Required action: Beneath this sentence is a listing. Return its lines from the one containing "What's the underlying" through the last, exactly, and omit the pictures.

Exercise materials:
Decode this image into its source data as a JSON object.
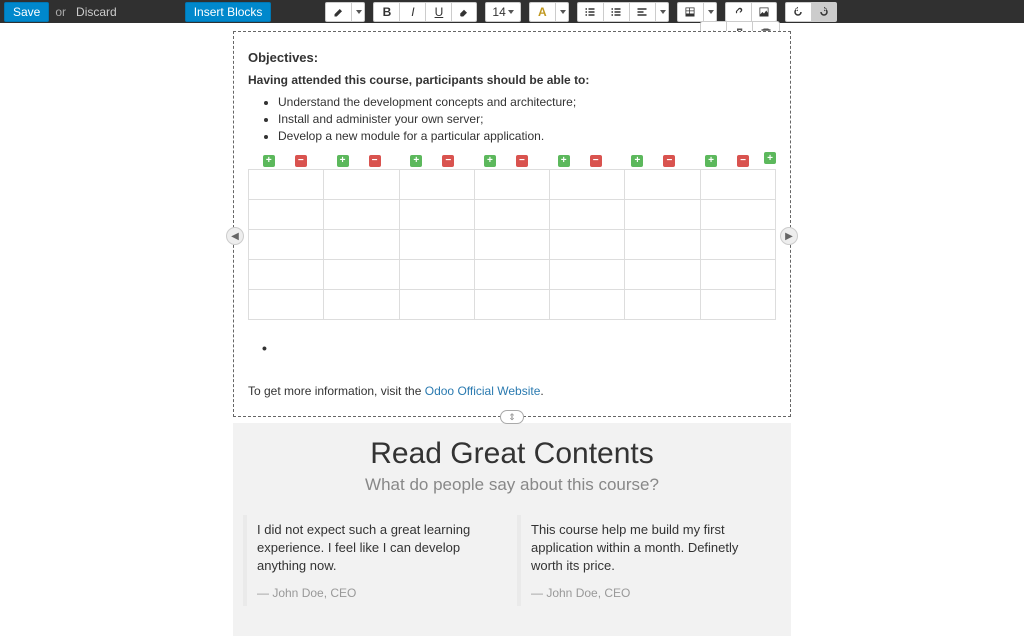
{
  "toolbar": {
    "save": "Save",
    "or": "or",
    "discard": "Discard",
    "insert_blocks": "Insert Blocks",
    "font_size": "14"
  },
  "content": {
    "objectives_label": "Objectives:",
    "objectives_intro": "Having attended this course, participants should be able to:",
    "objectives": [
      "Understand the development concepts and architecture;",
      "Install and administer your own server;",
      "Develop a new module for a particular application."
    ],
    "info_prefix": "To get more information, visit the ",
    "info_link_text": "Odoo Official Website",
    "info_suffix": "."
  },
  "read": {
    "title": "Read Great Contents",
    "subtitle": "What do people say about this course?",
    "quotes": [
      {
        "text": "I did not expect such a great learning experience. I feel like I can develop anything now.",
        "author": "— John Doe, CEO"
      },
      {
        "text": "This course help me build my first application within a month. Definetly worth its price.",
        "author": "— John Doe, CEO"
      }
    ]
  },
  "table": {
    "cols": 7,
    "rows": 5
  }
}
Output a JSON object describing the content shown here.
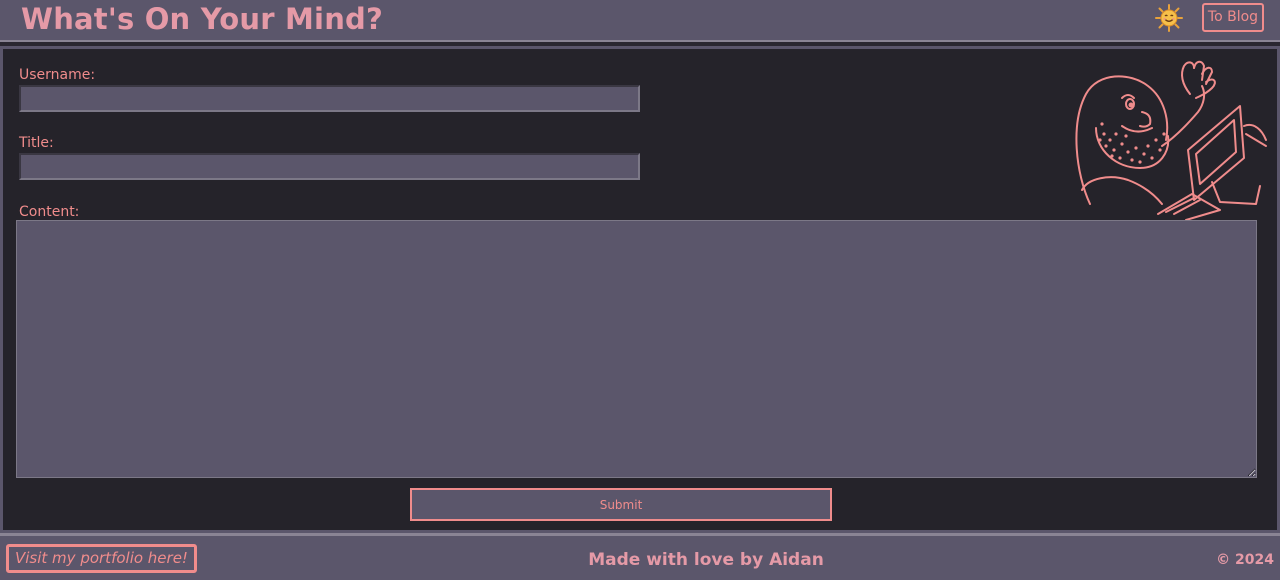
{
  "header": {
    "title": "What's On Your Mind?",
    "theme_icon": "smiling-sun-icon",
    "blog_link_label": "To Blog"
  },
  "form": {
    "username_label": "Username:",
    "username_value": "",
    "title_label": "Title:",
    "title_value": "",
    "content_label": "Content:",
    "content_value": "",
    "submit_label": "Submit",
    "mascot_icon": "waving-bearded-man-at-computer-icon"
  },
  "footer": {
    "portfolio_label": "Visit my portfolio here!",
    "credit": "Made with love by Aidan",
    "copyright": "© 2024"
  },
  "colors": {
    "background": "#5b566b",
    "panel": "#25232a",
    "accent": "#f08c8c",
    "title": "#e59aa7"
  }
}
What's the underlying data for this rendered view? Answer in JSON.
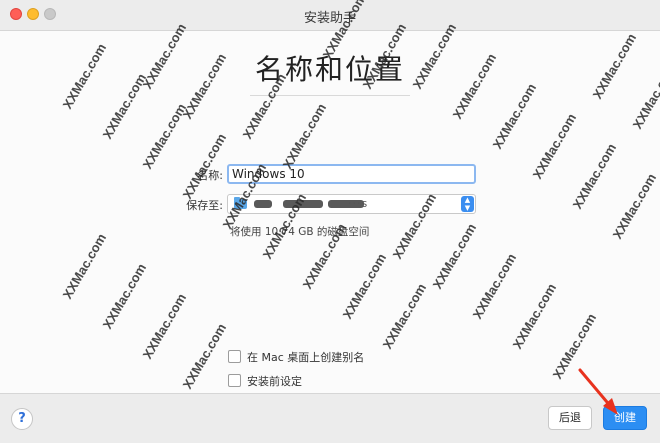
{
  "window": {
    "title": "安装助手"
  },
  "heading": "名称和位置",
  "form": {
    "name_label": "名称:",
    "name_value": "Windows 10",
    "location_label": "保存至:",
    "location_value": "···s",
    "disk_note": "将使用 10.74 GB 的磁盘空间"
  },
  "options": [
    {
      "label": "在 Mac 桌面上创建别名",
      "checked": false
    },
    {
      "label": "安装前设定",
      "checked": false
    }
  ],
  "footer": {
    "help_label": "?",
    "back_label": "后退",
    "create_label": "创建"
  },
  "watermark_text": "XXMac.com",
  "colors": {
    "accent": "#2c8ef3",
    "annotation_arrow": "#e8321e"
  }
}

Written answer:
What's the underlying data for this rendered view? Answer in JSON.
{
  "window": {
    "title": "安装助手"
  },
  "heading": "名称和位置",
  "form": {
    "name_label": "名称:",
    "name_value": "Windows 10",
    "location_label": "保存至:",
    "location_value": "···s",
    "disk_note": "将使用 10.74 GB 的磁盘空间"
  },
  "options": [
    {
      "label": "在 Mac 桌面上创建别名",
      "checked": false
    },
    {
      "label": "安装前设定",
      "checked": false
    }
  ],
  "footer": {
    "help_label": "?",
    "back_label": "后退",
    "create_label": "创建"
  },
  "watermark_text": "XXMac.com",
  "colors": {
    "accent": "#2c8ef3",
    "annotation_arrow": "#e8321e"
  }
}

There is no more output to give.